For generations of American artists watercolor has been a medium of innovation and experimentation. While the styles and subjects of the work have changed dramatically over the century — from vibrant floral still lifes and radiant landscapes to surrealistic fantasies and immersive abstract works — the medium’s unique ability to capture light has been the consistent through line.
This summer, the Harvard Art Museums are presenting over 100 years of watercolor paintings. American Watercolors, 1880–1990: Into the Light, on display through August 13, 2023, in Cambridge, Massachusetts, showcases more than 100 watercolors by over 50 well-known and historically underrepresented artists selected from the museums’ deep and diverse holdings — “a rare opportunity because of the light-sensitive nature of these works,” organizers write.
“This is a different presentation of watercolors and an unusually broad one,” said exhibition co-curator Joachim Homann. “There are the masterpieces by Winslow Homer, John Singer Sargent, and John La Farge that have endeared the medium to us, but there are many artists over subsequent decades who have engaged with watercolors, who came to the medium from different angles, different backgrounds, some of them with academic training and others as amateurs, who are also included.”
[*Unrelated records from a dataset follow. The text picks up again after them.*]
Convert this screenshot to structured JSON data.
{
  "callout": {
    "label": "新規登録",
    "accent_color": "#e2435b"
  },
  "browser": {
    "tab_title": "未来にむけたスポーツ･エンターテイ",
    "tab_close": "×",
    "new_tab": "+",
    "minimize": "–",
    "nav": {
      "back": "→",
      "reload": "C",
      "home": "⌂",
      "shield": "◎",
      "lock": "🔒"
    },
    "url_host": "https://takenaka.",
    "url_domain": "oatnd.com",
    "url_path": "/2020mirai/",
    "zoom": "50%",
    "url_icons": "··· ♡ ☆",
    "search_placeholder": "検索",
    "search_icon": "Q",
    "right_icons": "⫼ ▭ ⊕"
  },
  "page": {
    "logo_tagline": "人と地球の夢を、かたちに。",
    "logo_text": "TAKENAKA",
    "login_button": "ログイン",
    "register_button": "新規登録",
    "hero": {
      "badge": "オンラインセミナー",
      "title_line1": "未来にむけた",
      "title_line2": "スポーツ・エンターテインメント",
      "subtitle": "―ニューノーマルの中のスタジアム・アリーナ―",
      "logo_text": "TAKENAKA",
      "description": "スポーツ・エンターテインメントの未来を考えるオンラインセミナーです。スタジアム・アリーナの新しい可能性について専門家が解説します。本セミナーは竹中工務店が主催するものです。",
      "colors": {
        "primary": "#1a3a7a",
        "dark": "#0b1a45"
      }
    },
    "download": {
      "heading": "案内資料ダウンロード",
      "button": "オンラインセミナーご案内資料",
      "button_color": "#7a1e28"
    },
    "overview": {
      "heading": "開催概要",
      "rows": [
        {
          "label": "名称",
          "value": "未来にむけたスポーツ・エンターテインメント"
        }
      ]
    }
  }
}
The installation presents the work in roughly chronological order, beginning with rarely seen works by 19th-century artists such as Winslow Homer, John La Farge, John Singer Sargent, and Fidelia Bridges, then extending to the generation of celebrated modern artists, including John Marin, Edward Hopper, Jane Peterson, and Charles Burchfield. Mid-century experiments by Mark Rothko, Beauford Delaney, Philip Guston, and Dorothy Dehner attest to the potency of the medium for artists working abstractly. Provocative and powerful works by Sol LeWitt, Richard Foster Yarde, Hannah Wilke, and Richard Tuttle, among others round out the exhibition. Along the way, watercolors by Bill Traylor and Zelda Fitzgerald demonstrate that artists did not have to be trained professionals to do important work. Pavel Tchelitchew, Alfonso Ossorio, Eva Hesse, and George Grosz are some of the many artists born abroad who immigrated to the United States in the 20th century and went on to change the face of American art.
The exhibit also includes a recently acquired complete watercolor kit, c. 1863–81, from Winsor & Newton, as well as some of John Singer Sargent’s own watercolor tubes, brushes, and a scraper. Sealing-wax sticks from Alfonso Ossorio’s studio are also included.
“Watercolor is a medium that allows us to tell a richer and more complex story of American art, and we are very proud to present a cross-section through a collection that is very dynamic and that has grown in the process of preparing this exhibition,” said Homann.
Today, watercolor is celebrated and practiced by top artists around the world. Join the party at next year’s Watercolor Live!